Cohn, George Cruikshank, catalogue raisonné (London, 1924), #1299. Dorothy George, Catalogue of Political and Personal Satires in the British Museum, vol. IX (1949), #13440. Reid, Descriptive catalogue of the works of George Cruikshank (London, 1871), #876. For commentary on the homoerotic aspects of the midshipman’s dress and posture, and Cruikshank’s attitudes towards the “dandy” subculture, see Dominic James, Oscar Wilde Prefigured: Queer Fashioning and British Caricature, 1750-1900, pp. 117-118.
The British Museum describes the satire as follows:

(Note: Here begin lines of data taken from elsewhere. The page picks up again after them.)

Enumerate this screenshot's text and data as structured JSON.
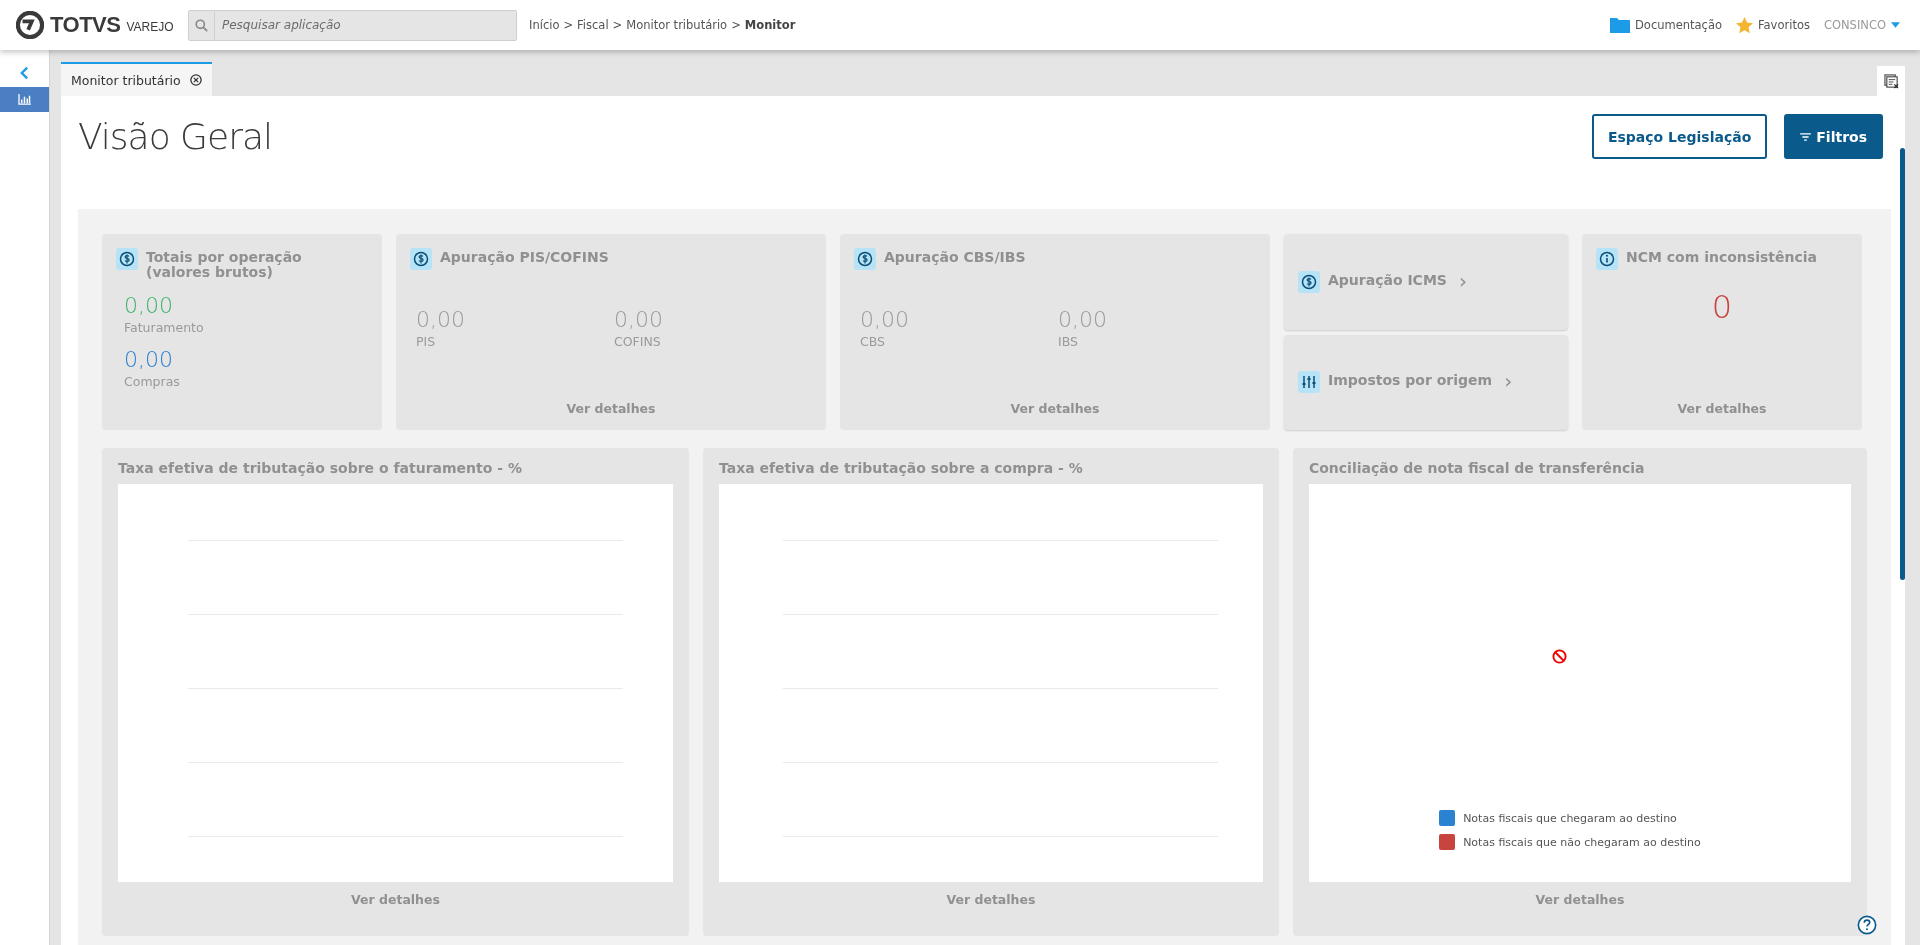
{
  "header": {
    "logo_text": "TOTVS",
    "logo_sub": "VAREJO",
    "search": {
      "placeholder": "Pesquisar aplicação"
    },
    "breadcrumb": [
      {
        "label": "Início",
        "current": false
      },
      {
        "label": "Fiscal",
        "current": false
      },
      {
        "label": "Monitor tributário",
        "current": false
      },
      {
        "label": "Monitor",
        "current": true
      }
    ],
    "breadcrumb_separator": ">",
    "links": [
      {
        "kind": "folder",
        "label": "Documentação"
      },
      {
        "kind": "star",
        "label": "Favoritos"
      },
      {
        "kind": "user",
        "label": "CONSINCO"
      }
    ]
  },
  "sidebar": {
    "items": [
      {
        "kind": "back",
        "selected": false
      },
      {
        "kind": "chart",
        "selected": true
      }
    ]
  },
  "tabs": [
    {
      "label": "Monitor tributário",
      "selected": true
    }
  ],
  "page": {
    "title": "Visão Geral",
    "buttons": [
      {
        "label": "Espaço Legislação",
        "kind": "outline"
      },
      {
        "label": "Filtros",
        "kind": "primary"
      }
    ]
  },
  "cards": [
    {
      "kind": "stack",
      "title": "Totais por operação (valores brutos)",
      "values": [
        {
          "value": "0,00",
          "label": "Faturamento",
          "color": "#3db36b"
        },
        {
          "value": "0,00",
          "label": "Compras",
          "color": "#2b7fd4"
        }
      ]
    },
    {
      "kind": "pair",
      "title": "Apuração PIS/COFINS",
      "values": [
        {
          "value": "0,00",
          "label": "PIS"
        },
        {
          "value": "0,00",
          "label": "COFINS"
        }
      ],
      "link": "Ver detalhes"
    },
    {
      "kind": "pair",
      "title": "Apuração CBS/IBS",
      "values": [
        {
          "value": "0,00",
          "label": "CBS"
        },
        {
          "value": "0,00",
          "label": "IBS"
        }
      ],
      "link": "Ver detalhes"
    },
    {
      "kind": "nav",
      "items": [
        {
          "title": "Apuração ICMS",
          "chevron": "›"
        },
        {
          "title": "Impostos por origem",
          "chevron": "›"
        }
      ]
    },
    {
      "kind": "count",
      "title": "NCM com inconsistência",
      "value": "0",
      "link": "Ver detalhes"
    }
  ],
  "charts": [
    {
      "kind": "lines",
      "title": "Taxa efetiva de tributação sobre o faturamento - %",
      "link": "Ver detalhes"
    },
    {
      "kind": "lines",
      "title": "Taxa efetiva de tributação sobre a compra - %",
      "link": "Ver detalhes"
    },
    {
      "kind": "nodata",
      "title": "Conciliação de nota fiscal de transferência",
      "legend": [
        {
          "label": "Notas fiscais que chegaram ao destino",
          "color": "#2b82d0"
        },
        {
          "label": "Notas fiscais que não chegaram ao destino",
          "color": "#c8453f"
        }
      ],
      "link": "Ver detalhes"
    }
  ]
}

“A midshipman (left) dressed as a dandy … braces hands and feet against a mast on the extreme left, while four sailors, standing on a turn-table (right), wind up by a windlass a rope attached to his stays …, compressing a wasp-waist. His coat, bell-shaped top-hat, with belt and dirk, are on a chair beside him. He says: “Very well my hearties very indeed—’pon honor. This lacing is not very agreeable, but it will be fully compensated by the grand dash I shall make at East London Theatre tonight—Oh! I shall be most enchanting! Oh, charming! Oh! delightful! after Ive got a pint of Rowlands Maccassar Oil … on my head—Pull away! heave away! pull away hearties!!” An old sailor sits on a gun smoking; he leans against the side of the ship, looking over his shoulder to say with a contemptuous grimace: “I say Master Midshipman, I always thought you a little crack-brained; now I’m convinced of it, for as you’ve turn’d Dandy, that’s proof positive—Its all up withyou & all I have to say is you’re not worth a — quid of tobacco.” Another midshipman, wearing a cockaded top-hat, jeers at the dandy with flexed knees and raised arms: “My Eyes!! Oh Murder! Ha! ha! ha!! Jack Greathead the cheesemonger’s son got stays!!! Well, I’ve a good mind to get petticoats!—these Dandies are a disgrace to Great Britan—” The four sailors pushing hard at the windlass all grin; one asks: “I say, Mainmast, do you intend to get Stays”; Mainmast: “Get Stays! Why man I have stays already & have order’d a pair of Buckskin, & 2 pair of Sealskin, what do you think of that eh?!!” The third, a black man, says: “Me vid tink Massa vid soon have the Belly ache!!” The fourth: “Huzza! don’t flinch my boys tho’ he call “Stop” don’t do so—Heave away my lads give him a twitcher—heave away He, Ho He Ho—!!””